The problem |
Print every entry word for word, but omit the pictures.

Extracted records
——
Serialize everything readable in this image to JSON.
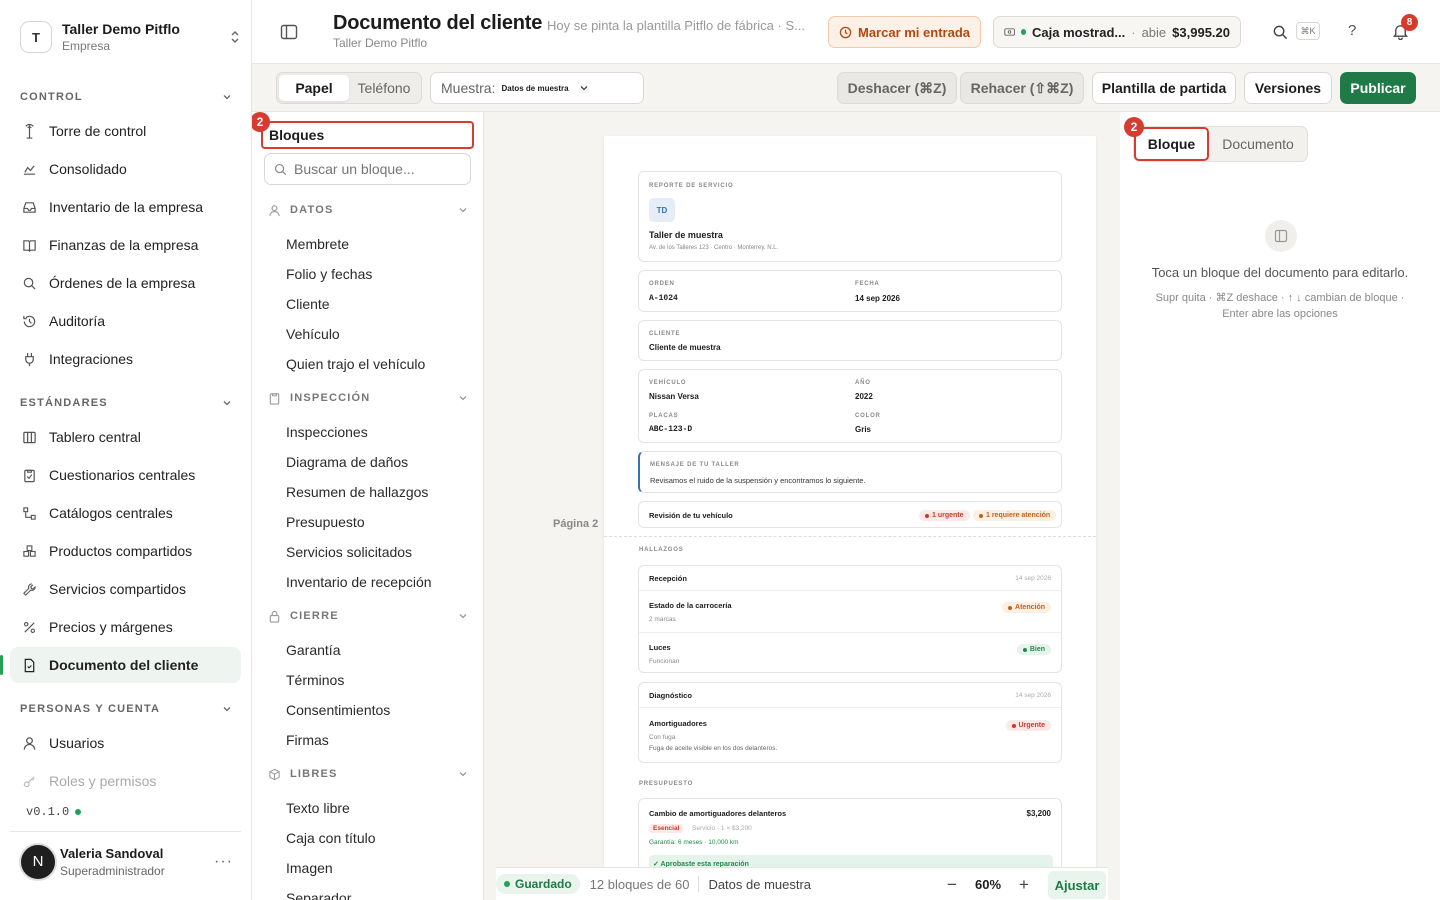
{
  "org": {
    "initial": "T",
    "name": "Taller Demo Pitflo",
    "type": "Empresa"
  },
  "sidebar": {
    "sections": [
      {
        "label": "CONTROL",
        "items": [
          {
            "label": "Torre de control",
            "icon": "tower-icon"
          },
          {
            "label": "Consolidado",
            "icon": "chart-icon"
          },
          {
            "label": "Inventario de la empresa",
            "icon": "inbox-icon"
          },
          {
            "label": "Finanzas de la empresa",
            "icon": "book-icon"
          },
          {
            "label": "Órdenes de la empresa",
            "icon": "search-icon"
          },
          {
            "label": "Auditoría",
            "icon": "history-icon"
          },
          {
            "label": "Integraciones",
            "icon": "plug-icon"
          }
        ]
      },
      {
        "label": "ESTÁNDARES",
        "items": [
          {
            "label": "Tablero central",
            "icon": "columns-icon"
          },
          {
            "label": "Cuestionarios centrales",
            "icon": "clipboard-icon"
          },
          {
            "label": "Catálogos centrales",
            "icon": "hierarchy-icon"
          },
          {
            "label": "Productos compartidos",
            "icon": "boxes-icon"
          },
          {
            "label": "Servicios compartidos",
            "icon": "wrench-icon"
          },
          {
            "label": "Precios y márgenes",
            "icon": "percent-icon"
          },
          {
            "label": "Documento del cliente",
            "icon": "document-icon"
          }
        ]
      },
      {
        "label": "PERSONAS Y CUENTA",
        "items": [
          {
            "label": "Usuarios",
            "icon": "user-icon"
          },
          {
            "label": "Roles y permisos",
            "icon": "key-icon"
          }
        ]
      }
    ],
    "version": "v0.1.0"
  },
  "user": {
    "initial": "N",
    "name": "Valeria Sandoval",
    "role": "Superadministrador",
    "more": "···"
  },
  "header": {
    "title": "Documento del cliente",
    "subtitle": "Taller Demo Pitflo",
    "tagline": "Hoy se pinta la plantilla Pitflo de fábrica · S...",
    "entry_button": "Marcar mi entrada",
    "cash": {
      "name": "Caja mostrad...",
      "sep": "·",
      "state": "abie",
      "amount": "$3,995.20"
    },
    "shortcut": "⌘K",
    "help": "?",
    "notifications": "8"
  },
  "toolbar": {
    "view_tabs": [
      "Papel",
      "Teléfono"
    ],
    "sample_label": "Muestra:",
    "sample_value": "Datos de muestra",
    "undo": "Deshacer (⌘Z)",
    "redo": "Rehacer (⇧⌘Z)",
    "template": "Plantilla de partida",
    "versions": "Versiones",
    "publish": "Publicar"
  },
  "blocks": {
    "badge": "2",
    "title": "Bloques",
    "search_placeholder": "Buscar un bloque...",
    "groups": [
      {
        "label": "DATOS",
        "icon": "user-icon",
        "items": [
          "Membrete",
          "Folio y fechas",
          "Cliente",
          "Vehículo",
          "Quien trajo el vehículo"
        ]
      },
      {
        "label": "INSPECCIÓN",
        "icon": "clipboard-icon",
        "items": [
          "Inspecciones",
          "Diagrama de daños",
          "Resumen de hallazgos",
          "Presupuesto",
          "Servicios solicitados",
          "Inventario de recepción"
        ]
      },
      {
        "label": "CIERRE",
        "icon": "lock-icon",
        "items": [
          "Garantía",
          "Términos",
          "Consentimientos",
          "Firmas"
        ]
      },
      {
        "label": "LIBRES",
        "icon": "cube-icon",
        "items": [
          "Texto libre",
          "Caja con título",
          "Imagen",
          "Separador"
        ]
      }
    ]
  },
  "document": {
    "page_label": "Página 2",
    "header_card": {
      "label": "REPORTE DE SERVICIO",
      "logo": "TD",
      "shop": "Taller de muestra",
      "address": "Av. de los Talleres 123 · Centro · Monterrey, N.L."
    },
    "folio": {
      "order_label": "ORDEN",
      "order": "A-1024",
      "date_label": "FECHA",
      "date": "14 sep 2026"
    },
    "client": {
      "label": "CLIENTE",
      "value": "Cliente de muestra"
    },
    "vehicle": {
      "vehicle_label": "VEHÍCULO",
      "vehicle": "Nissan Versa",
      "year_label": "AÑO",
      "year": "2022",
      "plates_label": "PLACAS",
      "plates": "ABC-123-D",
      "color_label": "COLOR",
      "color": "Gris"
    },
    "message": {
      "label": "MENSAJE DE TU TALLER",
      "text": "Revisamos el ruido de la suspensión y encontramos lo siguiente."
    },
    "review": {
      "label": "Revisión de tu vehículo",
      "urgent": "1 urgente",
      "attention": "1 requiere atención"
    },
    "findings_label": "HALLAZGOS",
    "findings": [
      {
        "title": "Recepción",
        "date": "14 sep 2026",
        "rows": [
          {
            "name": "Estado de la carrocería",
            "note": "2 marcas",
            "status": "Atención"
          },
          {
            "name": "Luces",
            "note": "Funcionan",
            "status": "Bien"
          }
        ]
      },
      {
        "title": "Diagnóstico",
        "date": "14 sep 2026",
        "rows": [
          {
            "name": "Amortiguadores",
            "note": "Con fuga",
            "note2": "Fuga de aceite visible en los dos delanteros.",
            "status": "Urgente"
          }
        ]
      }
    ],
    "budget_label": "PRESUPUESTO",
    "budget": {
      "title": "Cambio de amortiguadores delanteros",
      "price": "$3,200",
      "tag": "Esencial",
      "detail": "Servicio · 1 × $3,200",
      "warranty": "Garantía: 6 meses · 10,000 km",
      "approved": "✓ Aprobaste esta reparación"
    }
  },
  "status_bar": {
    "saved": "Guardado",
    "blocks_count": "12 bloques de 60",
    "sample": "Datos de muestra",
    "zoom": "60%",
    "zoom_out": "−",
    "zoom_in": "+",
    "fit": "Ajustar"
  },
  "inspector": {
    "badge": "2",
    "tabs": [
      "Bloque",
      "Documento"
    ],
    "empty_title": "Toca un bloque del documento para editarlo.",
    "empty_hint": "Supr quita · ⌘Z deshace · ↑ ↓ cambian de bloque · Enter abre las opciones"
  },
  "colors": {
    "accent": "#1f7a48",
    "highlight": "#d63c30",
    "warning": "#b5470e"
  }
}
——
Exercise response |
Serialize everything readable in this image to JSON.
{
  "org": {
    "initial": "T",
    "name": "Taller Demo Pitflo",
    "type": "Empresa"
  },
  "sidebar": {
    "sections": [
      {
        "label": "CONTROL",
        "items": [
          {
            "label": "Torre de control",
            "icon": "tower-icon"
          },
          {
            "label": "Consolidado",
            "icon": "chart-icon"
          },
          {
            "label": "Inventario de la empresa",
            "icon": "inbox-icon"
          },
          {
            "label": "Finanzas de la empresa",
            "icon": "book-icon"
          },
          {
            "label": "Órdenes de la empresa",
            "icon": "search-icon"
          },
          {
            "label": "Auditoría",
            "icon": "history-icon"
          },
          {
            "label": "Integraciones",
            "icon": "plug-icon"
          }
        ]
      },
      {
        "label": "ESTÁNDARES",
        "items": [
          {
            "label": "Tablero central",
            "icon": "columns-icon"
          },
          {
            "label": "Cuestionarios centrales",
            "icon": "clipboard-icon"
          },
          {
            "label": "Catálogos centrales",
            "icon": "hierarchy-icon"
          },
          {
            "label": "Productos compartidos",
            "icon": "boxes-icon"
          },
          {
            "label": "Servicios compartidos",
            "icon": "wrench-icon"
          },
          {
            "label": "Precios y márgenes",
            "icon": "percent-icon"
          },
          {
            "label": "Documento del cliente",
            "icon": "document-icon"
          }
        ]
      },
      {
        "label": "PERSONAS Y CUENTA",
        "items": [
          {
            "label": "Usuarios",
            "icon": "user-icon"
          },
          {
            "label": "Roles y permisos",
            "icon": "key-icon"
          }
        ]
      }
    ],
    "version": "v0.1.0"
  },
  "user": {
    "initial": "N",
    "name": "Valeria Sandoval",
    "role": "Superadministrador",
    "more": "···"
  },
  "header": {
    "title": "Documento del cliente",
    "subtitle": "Taller Demo Pitflo",
    "tagline": "Hoy se pinta la plantilla Pitflo de fábrica · S...",
    "entry_button": "Marcar mi entrada",
    "cash": {
      "name": "Caja mostrad...",
      "sep": "·",
      "state": "abie",
      "amount": "$3,995.20"
    },
    "shortcut": "⌘K",
    "help": "?",
    "notifications": "8"
  },
  "toolbar": {
    "view_tabs": [
      "Papel",
      "Teléfono"
    ],
    "sample_label": "Muestra:",
    "sample_value": "Datos de muestra",
    "undo": "Deshacer (⌘Z)",
    "redo": "Rehacer (⇧⌘Z)",
    "template": "Plantilla de partida",
    "versions": "Versiones",
    "publish": "Publicar"
  },
  "blocks": {
    "badge": "2",
    "title": "Bloques",
    "search_placeholder": "Buscar un bloque...",
    "groups": [
      {
        "label": "DATOS",
        "icon": "user-icon",
        "items": [
          "Membrete",
          "Folio y fechas",
          "Cliente",
          "Vehículo",
          "Quien trajo el vehículo"
        ]
      },
      {
        "label": "INSPECCIÓN",
        "icon": "clipboard-icon",
        "items": [
          "Inspecciones",
          "Diagrama de daños",
          "Resumen de hallazgos",
          "Presupuesto",
          "Servicios solicitados",
          "Inventario de recepción"
        ]
      },
      {
        "label": "CIERRE",
        "icon": "lock-icon",
        "items": [
          "Garantía",
          "Términos",
          "Consentimientos",
          "Firmas"
        ]
      },
      {
        "label": "LIBRES",
        "icon": "cube-icon",
        "items": [
          "Texto libre",
          "Caja con título",
          "Imagen",
          "Separador"
        ]
      }
    ]
  },
  "document": {
    "page_label": "Página 2",
    "header_card": {
      "label": "REPORTE DE SERVICIO",
      "logo": "TD",
      "shop": "Taller de muestra",
      "address": "Av. de los Talleres 123 · Centro · Monterrey, N.L."
    },
    "folio": {
      "order_label": "ORDEN",
      "order": "A-1024",
      "date_label": "FECHA",
      "date": "14 sep 2026"
    },
    "client": {
      "label": "CLIENTE",
      "value": "Cliente de muestra"
    },
    "vehicle": {
      "vehicle_label": "VEHÍCULO",
      "vehicle": "Nissan Versa",
      "year_label": "AÑO",
      "year": "2022",
      "plates_label": "PLACAS",
      "plates": "ABC-123-D",
      "color_label": "COLOR",
      "color": "Gris"
    },
    "message": {
      "label": "MENSAJE DE TU TALLER",
      "text": "Revisamos el ruido de la suspensión y encontramos lo siguiente."
    },
    "review": {
      "label": "Revisión de tu vehículo",
      "urgent": "1 urgente",
      "attention": "1 requiere atención"
    },
    "findings_label": "HALLAZGOS",
    "findings": [
      {
        "title": "Recepción",
        "date": "14 sep 2026",
        "rows": [
          {
            "name": "Estado de la carrocería",
            "note": "2 marcas",
            "status": "Atención"
          },
          {
            "name": "Luces",
            "note": "Funcionan",
            "status": "Bien"
          }
        ]
      },
      {
        "title": "Diagnóstico",
        "date": "14 sep 2026",
        "rows": [
          {
            "name": "Amortiguadores",
            "note": "Con fuga",
            "note2": "Fuga de aceite visible en los dos delanteros.",
            "status": "Urgente"
          }
        ]
      }
    ],
    "budget_label": "PRESUPUESTO",
    "budget": {
      "title": "Cambio de amortiguadores delanteros",
      "price": "$3,200",
      "tag": "Esencial",
      "detail": "Servicio · 1 × $3,200",
      "warranty": "Garantía: 6 meses · 10,000 km",
      "approved": "✓ Aprobaste esta reparación"
    }
  },
  "status_bar": {
    "saved": "Guardado",
    "blocks_count": "12 bloques de 60",
    "sample": "Datos de muestra",
    "zoom": "60%",
    "zoom_out": "−",
    "zoom_in": "+",
    "fit": "Ajustar"
  },
  "inspector": {
    "badge": "2",
    "tabs": [
      "Bloque",
      "Documento"
    ],
    "empty_title": "Toca un bloque del documento para editarlo.",
    "empty_hint": "Supr quita · ⌘Z deshace · ↑ ↓ cambian de bloque · Enter abre las opciones"
  },
  "colors": {
    "accent": "#1f7a48",
    "highlight": "#d63c30",
    "warning": "#b5470e"
  }
}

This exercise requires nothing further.